What did scientists discover?
Using optical spectroscopy in pulsed magnetic fields, researchers found that electrons in the atomically-thin semiconductor tungsten diselenide (WSe2) can exhibit new types of collective interactions by coupling to not just one, but multiple reservoirs of so-called "distinguishable" electrons.
Why is this important?
Generally two electrons with the same momentum and spin orientation are indistinguishable and cannot occupy the same region of space. In contrast, two electrons with opposite spin direction are distinguishable, and can overlap in space and interact accordingly. Usually, interactions occur between an electron and a single reservoir of distinguishable electrons. However, in the atomically-thin semiconductor tungsten diselenide (WSe2), four types of electrons are possible: spin-up or spin-down, with momentum +K or -K. This allows electrons to form entirely new types of multi-particle states by interacting simultaneously with multiple electron reservoirs that are quantum-mechanically distinguishable, opening a frontier to new classes of correlated quasiparticle states.
Who did the research?
Jing Li1, Mateusz Goryca1, Junho Choi1, Xiaodong Xu2, Scott A. Crooker1
1National MagLab, Los Alamos National Laboratory; 2University of Washington
Why did they need the MagLab?
The key observation required large magnetic fields to force the repeated filling and emptying of up to three distinguishable electron reservoirs that provided evidence of the new correlated quasiparticle states in this atomically-thin semiconductor.
Details for scientists
- View or download the expert-level Science Highlight, New correlated quasiparticles in an atomically-thin semiconductor
- Read the full-length publication Many-Body Exciton and Intervalley Correlations in Heavily Electron-Doped WSe2 Monolayers, in Nano Letters

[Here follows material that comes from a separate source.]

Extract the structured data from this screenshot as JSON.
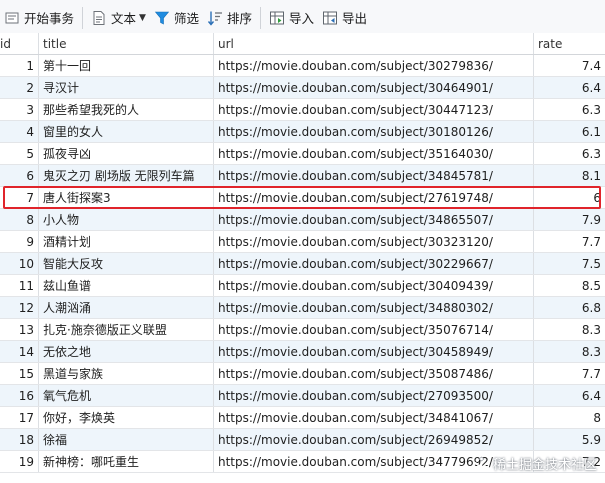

This research was funded by the following grants: G.S. Boebinger (NSF DMR-1644779) S. A. Crooker (DOE ‘Science of 100T’ & Los Alamos LDRD); X. Xu (DOE-SC0018171)